The borough’s residents will be supported to increase their independence and improve their wellbeing with the help of a canine companion, as part of an innovative new service launched by the council.
Bracknell Forest Council has partnered with charity Dogs for Good to launch a community dog service to support people with a learning disability, autism or dementia to reduce anxiety in social situations and improve their wellbeing and confidence in everyday life skills.
Community dog Lexi will be working with residents alongside her handler and a social care professional from Monday 12 November. The team will work with individuals on a tailored support plan, helping them to achieve goals which will improve their independence and wellbeing, such as learning to cross a road independently, attending medical appointments or reducing anxiety.
The partnership is the first of its kind in the UK and will support both children and adults with a range of needs, such as those with physical disabilities, sensory needs or mental health conditions, as well as supporting people with a learning disability, autism or dementia.
The launch is part of the council’s transformation of its adult and children’s social care services and follows a successful pilot in 2017, which saw participants achieve new levels of independence following a programme of intervention sessions with a Dogs for Good community dog.
By the end of the trial, the wellbeing of participants had improved due to being able to independently carry out tasks they were previously unable to. As a result, the council was able to adjust some participants’ support packages to reflect their new level of independence.
The success of the pilot was highlighted at Crufts in March 2018 when the mother and sister of one participant took centre stage in the arena to explain how the intervention sessions had improved the participant's wellbeing and quality of life.
Cllr Dale Birch, executive member for adult services, health and housing, said:
“The council’s transformation programme aims to put residents’ needs at the heart of the services we provide, ensuring they’re able get the best out of life and live as independently as possible.
“This partnership will enable us to help more people achieve this, using the amazing power of the human-dog bond to teach new or adapted behaviours, improve confidence and overall wellbeing. The results from the pilot were impressive, transforming the lives of the participants by enabling them to carry out everyday tasks independently. I am looking forward to hearing about the difference the service makes to the lives of more people in the borough.”
Peter Gorbing, chief executive of Dogs for Good, said:
“Dogs can be great motivators and role models, supporting adults and children to learn and develop in so many ways. We are delighted to launch our first local authority partnership which will use animal assisted intervention as part of a tailored programme to improve the lives of people with health and social care needs.”

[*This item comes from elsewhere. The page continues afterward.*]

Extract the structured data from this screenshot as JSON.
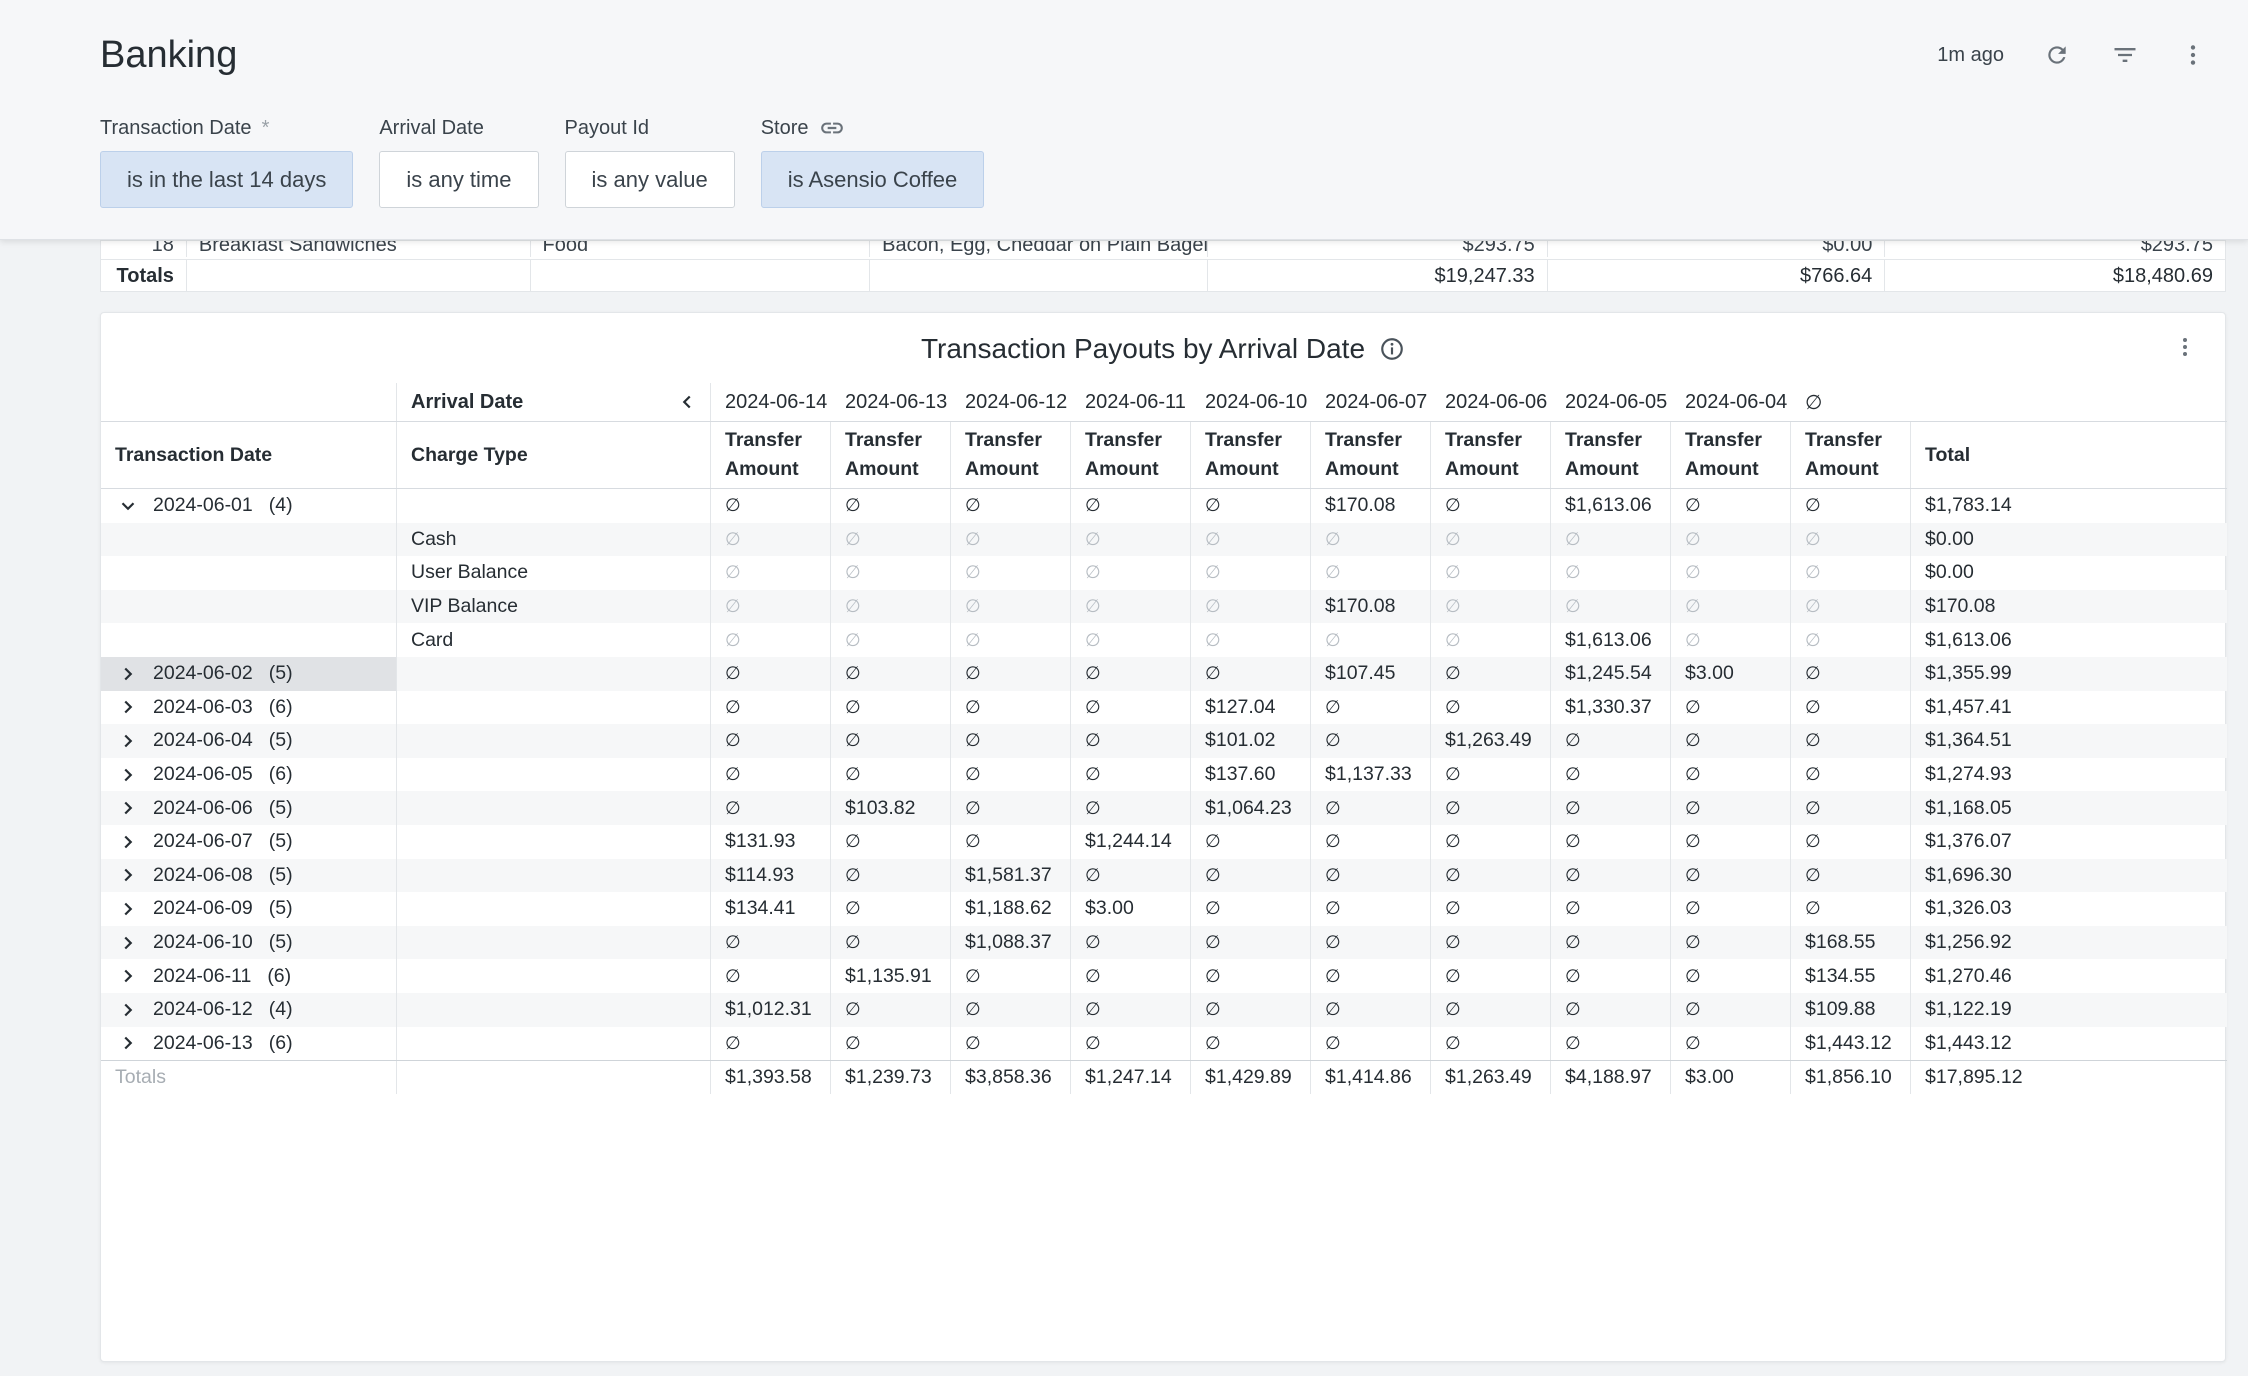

To find out more about the council’s community dog service and its partnership with Dogs for Good, please visit our community dog webpage.